Feb. 13 (Bloomberg) -- Rice shipments from India, the world’s largest producer after China, will probably expand to a record as buyers from Iran to Saudi Arabia boost purchases of aromatic basmati grain used in biryani and pilaf dishes.
Exports are set to increase 7.8 percent to 11 million metric tons in the 12 months through March from a year earlier, said M.P. Jindal, president of the All India Rice Exporters Association. Sales of basmati may jump 14 percent to 4 million tons as cargoes of non-basmati varieties advance 4 percent to 7 million tons, he said in a phone interview.
Shipments are increasing from India as Thailand, once the world’s biggest supplier, is also set to boost exports. The Southeast Asian country has built record stockpiles big enough to meet about a third of global import demand under a buying program that started in 2011. Farmers are demanding the government sell the reserves to pay for their crop.
“India has an edge over other countries because of quality and price competitiveness,” said Faiyaz Hudani, an associate vice president at Kotak Commodity Services Ltd., a Mumbai-based broker. “When the output is high and the pace of growth is stable, there is no cause of concern.”
India dethroned Thailand as the world’s largest shipper in 2011-2012 as the rice purchase program in the Southeast Asian nation cut exports. Rising sales may benefit Indian shippers such as KRBL Ltd., LT Foods Ltd. and Kohinoor Foods Ltd.
The country is targeting output of 106.3 million tons in the year through June, compared with a record 105.3 million tons in 2011-2012, according to the Agriculture Ministry. The harvest would add to global inventories estimated at 109 million tons in 2013-2014 by the London-based International Grains Council.
The price of Thai 5-percent broken white rice, a benchmark grade, fell 23 percent in 2013, the most in at least five years, and was at $460 a ton yesterday. A slump to $370 by March is possible as grain is offloaded from state granaries, according to Chareon Laothamatas, president of the Thai Rice Exporters Association. Rough-rice futures on the Chicago Board of Trade rose 0.1 percent to $15.645 per 100 pounds today.
Thailand may not be able to find enough buyers for its stockpiles because major importers in Africa and the Philippines increasingly prefer grain from Vietnam and India, according to Darren Cooper, a senior economist at the council.
“Thailand will try to dispose of the stockpiles at whatever price it gets,” said B.V. Krishna Rao, managing director of Pattabhi Agro Foods Pvt., an Indian exporter. Shipments may not be affected by rising Thai sales as the two countries catered to different markets, he said.

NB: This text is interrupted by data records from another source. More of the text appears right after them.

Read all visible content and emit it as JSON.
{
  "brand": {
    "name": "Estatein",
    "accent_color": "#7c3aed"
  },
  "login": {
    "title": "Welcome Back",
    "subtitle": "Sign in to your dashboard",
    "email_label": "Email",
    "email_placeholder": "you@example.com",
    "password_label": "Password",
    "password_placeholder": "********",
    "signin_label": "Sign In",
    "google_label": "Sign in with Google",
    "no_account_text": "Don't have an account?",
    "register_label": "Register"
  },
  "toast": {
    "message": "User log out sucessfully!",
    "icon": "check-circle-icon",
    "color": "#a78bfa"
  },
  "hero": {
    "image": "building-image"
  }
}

The U.S. Department of Agriculture expects Thai inventories to reach a record 14.7 million tons this year, compared with 6.1 million in 2010. Shipments will probably be 8.5 million tons, the USDA forecasts.
Basmati rice exports from India are climbing as Iran is building reserves, said Jindal at the exporters association. Sales to Iran jumped to 1.28 million tons in the nine months through December, exceeding the 1.07 million tons for whole of 2012-2013, according to the association. The country is India’s biggest buyer of basmati and imports 1.5 million tons annually.
“The price of basmati was good this year and overseas demand was more throughout the year from all countries including Iran and Saudi Arabia,” Jindal said on Feb. 4. “Exports to Iran are higher as it buys for keeping certain reserves.”
Shares of KRBL fell 5 percent to 44.85 rupees in Mumbai today, Kohinoor Foods fell 2.2 percent to 40.40 rupees and LT Foods retreated 3.9 percent to 86.90 rupees.
India supplies 65 percent of the overseas basmati rice market, while Pakistan accounts for the rest, according to the state-run Agricultural and Processed Food Products Export Development Authority. Saudi Arabia and Iran are the two major buyers of Indian basmati, while Africa is a major destination for non-basmati varieties.
To contact the reporter on this story: Prabhudatta Mishra in New Delhi at email@example.com
To contact the editor responsible for this story: James Poole at firstname.lastname@example.org